In conclusion, histologist salaries can vary significantly depending on location, education level, experience, employer size, and the availability of jobs. Those who practice in major cities, have obtained a graduate degree and/or achieved board certification, have years of experience, work for larger employers, and practice in an area with a high demand tend to earn the highest salaries.
Benefits and Job Outlook for Histologists
Are you curious about how much a histologist makes? Histology is a specialized field of laboratory medicine that involves the study of tissues and cells. Histologists are highly trained professionals who use microscopes to examine tissue samples and diagnose diseases. By understanding the structure and function of cells, histologists can help diagnose disease and identify treatments. The job outlook for histologists is strong, and the benefits of the profession are numerous.
Histologists play an important role in the diagnosis and treatment of diseases. As a result, they often earn high salaries, with the median salary for histologists in the United States at $58,933 per year. However, salaries can vary greatly depending on experience, education, and location. For example, histologists working in larger cities, such as New York and Los Angeles, may earn significantly more than histologists working in rural areas.
In addition to a competitive salary, histologists typically receive a range of benefits. These can include medical and dental insurance, paid vacation and sick leave, and in some cases, tuition assistance. Many employers also offer flexible work schedules and the ability to telecommute.
The job outlook for histologists is strong, with the Bureau of Labor Statistics estimating a 10% job growth rate for histology technicians between 2018 and 2028. This is faster than the average for all occupations. With a growing demand for qualified histologists, now is an excellent time to consider a career in histology.
Histologists are highly trained professionals who can make a difference in the lives of many people. With a competitive salary and benefits package, as well as a strong job outlook, a career in histology can be both rewarding and lucrative. If you are interested in a career in histology, take the time to research the field and determine if it’s the right path for you.

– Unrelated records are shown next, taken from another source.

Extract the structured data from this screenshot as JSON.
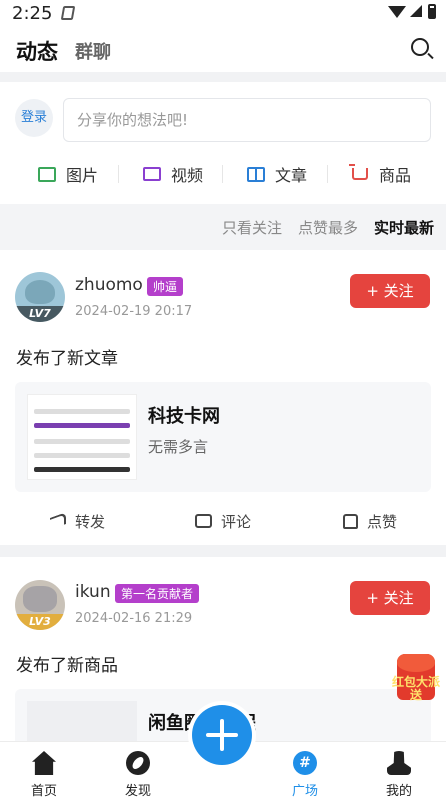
{
  "status_bar": {
    "time": "2:25"
  },
  "header": {
    "tabs": [
      {
        "label": "动态",
        "active": true
      },
      {
        "label": "群聊",
        "active": false
      }
    ],
    "search_icon": "search-icon"
  },
  "composer": {
    "login_label": "登录",
    "placeholder": "分享你的想法吧!",
    "media": [
      {
        "label": "图片",
        "icon": "image-icon",
        "color": "#3aa75a"
      },
      {
        "label": "视频",
        "icon": "video-icon",
        "color": "#8a3fd0"
      },
      {
        "label": "文章",
        "icon": "book-icon",
        "color": "#2a7fd6"
      },
      {
        "label": "商品",
        "icon": "cart-icon",
        "color": "#e2504a"
      }
    ]
  },
  "sort": {
    "options": [
      "只看关注",
      "点赞最多",
      "实时最新"
    ],
    "active": "实时最新"
  },
  "posts": [
    {
      "username": "zhuomo",
      "badge": "帅逼",
      "level": "LV7",
      "time": "2024-02-19 20:17",
      "follow_label": "+ 关注",
      "text": "发布了新文章",
      "card_title": "科技卡网",
      "card_desc": "无需多言",
      "actions": [
        "转发",
        "评论",
        "点赞"
      ]
    },
    {
      "username": "ikun",
      "badge": "第一名贡献者",
      "level": "LV3",
      "time": "2024-02-16 21:29",
      "follow_label": "+ 关注",
      "text": "发布了新商品",
      "card_title": "闲鱼圈号教程",
      "card_desc": ""
    }
  ],
  "floating_badge": {
    "text": "红包大派送"
  },
  "tab_bar": {
    "items": [
      {
        "label": "首页",
        "icon": "home-icon",
        "active": false
      },
      {
        "label": "发现",
        "icon": "compass-icon",
        "active": false
      },
      {
        "label": "广场",
        "icon": "hash-icon",
        "active": true
      },
      {
        "label": "我的",
        "icon": "user-icon",
        "active": false
      }
    ],
    "center_icon": "plus-icon"
  },
  "colors": {
    "accent": "#1f8fe8",
    "follow": "#e5443e",
    "badge": "#b43fcb"
  }
}
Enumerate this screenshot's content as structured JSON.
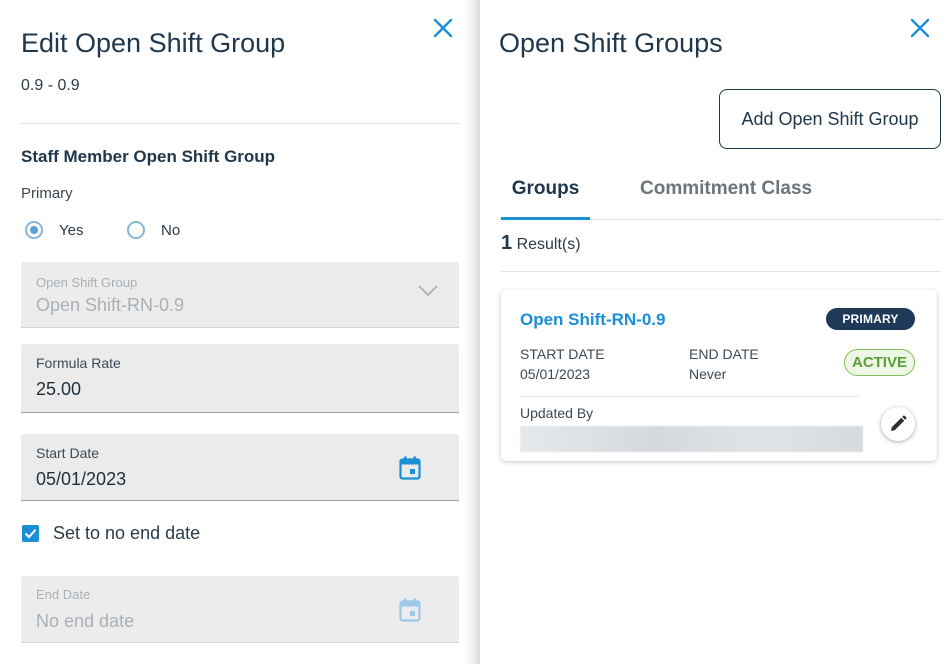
{
  "left_panel": {
    "title": "Edit Open Shift Group",
    "subtitle": "0.9 - 0.9",
    "section_title": "Staff Member Open Shift Group",
    "primary_label": "Primary",
    "radio_yes": "Yes",
    "radio_no": "No",
    "primary_selected": "Yes",
    "open_shift_group": {
      "label": "Open Shift Group",
      "value": "Open Shift-RN-0.9",
      "disabled": true
    },
    "formula_rate": {
      "label": "Formula Rate",
      "value": "25.00"
    },
    "start_date": {
      "label": "Start Date",
      "value": "05/01/2023"
    },
    "no_end_date": {
      "label": "Set to no end date",
      "checked": true
    },
    "end_date": {
      "label": "End Date",
      "placeholder": "No end date",
      "disabled": true
    }
  },
  "right_panel": {
    "title": "Open Shift Groups",
    "add_button": "Add Open Shift Group",
    "tabs": [
      {
        "label": "Groups",
        "active": true
      },
      {
        "label": "Commitment Class",
        "active": false
      }
    ],
    "results_count": "1",
    "results_label": "Result(s)",
    "card": {
      "title": "Open Shift-RN-0.9",
      "primary_badge": "PRIMARY",
      "start_date_label": "START DATE",
      "start_date_value": "05/01/2023",
      "end_date_label": "END DATE",
      "end_date_value": "Never",
      "status_badge": "ACTIVE",
      "updated_by_label": "Updated By"
    }
  },
  "icons": {
    "close": "close-icon",
    "chevron": "chevron-down-icon",
    "calendar": "calendar-icon",
    "check": "check-icon",
    "edit": "pencil-icon"
  },
  "colors": {
    "accent": "#1b8fd6",
    "heading": "#21384c",
    "primary_badge_bg": "#1f3a58",
    "active_green": "#5a9e35"
  }
}
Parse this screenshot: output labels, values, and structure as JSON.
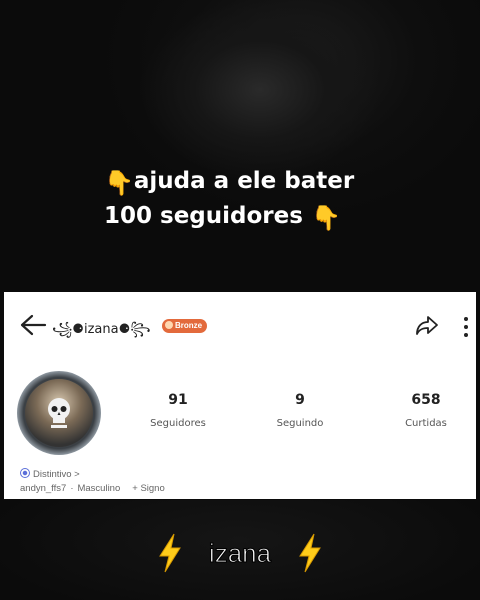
{
  "caption": {
    "line1": "ajuda a ele bater",
    "line2": "100 seguidores"
  },
  "profile": {
    "username": "꧁⚈izana⚈꧂",
    "badge": "Bronze",
    "stats": [
      {
        "value": "91",
        "label": "Seguidores"
      },
      {
        "value": "9",
        "label": "Seguindo"
      },
      {
        "value": "658",
        "label": "Curtidas"
      }
    ],
    "distintivo": "Distintivo >",
    "handle": "andyn_ffs7",
    "gender": "Masculino",
    "signo": "+ Signo"
  },
  "bottom": {
    "text": "izana"
  },
  "colors": {
    "badge": "#e36a3c",
    "bolt": "#ffcc1a",
    "hand": "#f5b83a"
  }
}
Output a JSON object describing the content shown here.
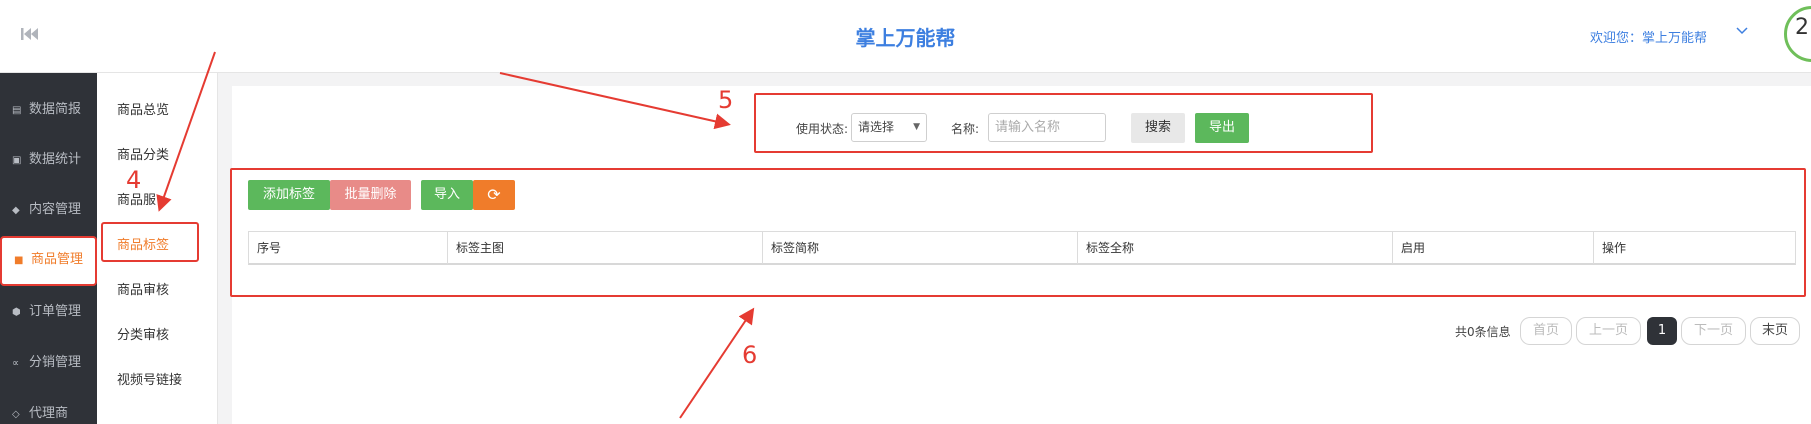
{
  "topbar": {
    "title": "掌上万能帮",
    "welcome": "欢迎您：掌上万能帮",
    "avatar_text": "2"
  },
  "sidebar": {
    "items": [
      {
        "icon": "bar-chart-icon",
        "label": "数据简报"
      },
      {
        "icon": "monitor-icon",
        "label": "数据统计"
      },
      {
        "icon": "tag-icon",
        "label": "内容管理"
      },
      {
        "icon": "bag-icon",
        "label": "商品管理"
      },
      {
        "icon": "cube-icon",
        "label": "订单管理"
      },
      {
        "icon": "share-icon",
        "label": "分销管理"
      },
      {
        "icon": "diamond-icon",
        "label": "代理商"
      }
    ],
    "active": "商品管理"
  },
  "submenu": {
    "items": [
      "商品总览",
      "商品分类",
      "商品服",
      "商品标签",
      "商品审核",
      "分类审核",
      "视频号链接"
    ],
    "active": "商品标签"
  },
  "search": {
    "status_label": "使用状态:",
    "status_value": "请选择",
    "name_label": "名称:",
    "name_placeholder": "请输入名称",
    "search_button": "搜索",
    "export_button": "导出"
  },
  "toolbar": {
    "add_label": "添加标签",
    "batch_delete_label": "批量删除",
    "import_label": "导入"
  },
  "table": {
    "columns": [
      "序号",
      "标签主图",
      "标签简称",
      "标签全称",
      "启用",
      "操作"
    ]
  },
  "pagination": {
    "info": "共0条信息",
    "first": "首页",
    "prev": "上一页",
    "current": "1",
    "next": "下一页",
    "last": "末页"
  },
  "annotations": {
    "n4": "4",
    "n5": "5",
    "n6": "6"
  },
  "colors": {
    "brand_blue": "#3d7fe0",
    "accent_orange": "#f07c2a",
    "annotation_red": "#e53b32",
    "success_green": "#5cb85c",
    "sidebar_dark": "#2f3238"
  }
}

In conclusion, the salary of a Histologist can vary greatly depending on factors such as location, experience level, and type of employer. Generally, histologists in the United States can expect to make an average of $56,000 to $71,000 per year. Those working in certain specialized fields may make more than the average, while those who work in lower paying regions may make less. In any case, a career in histology can be both financially and personally rewarding.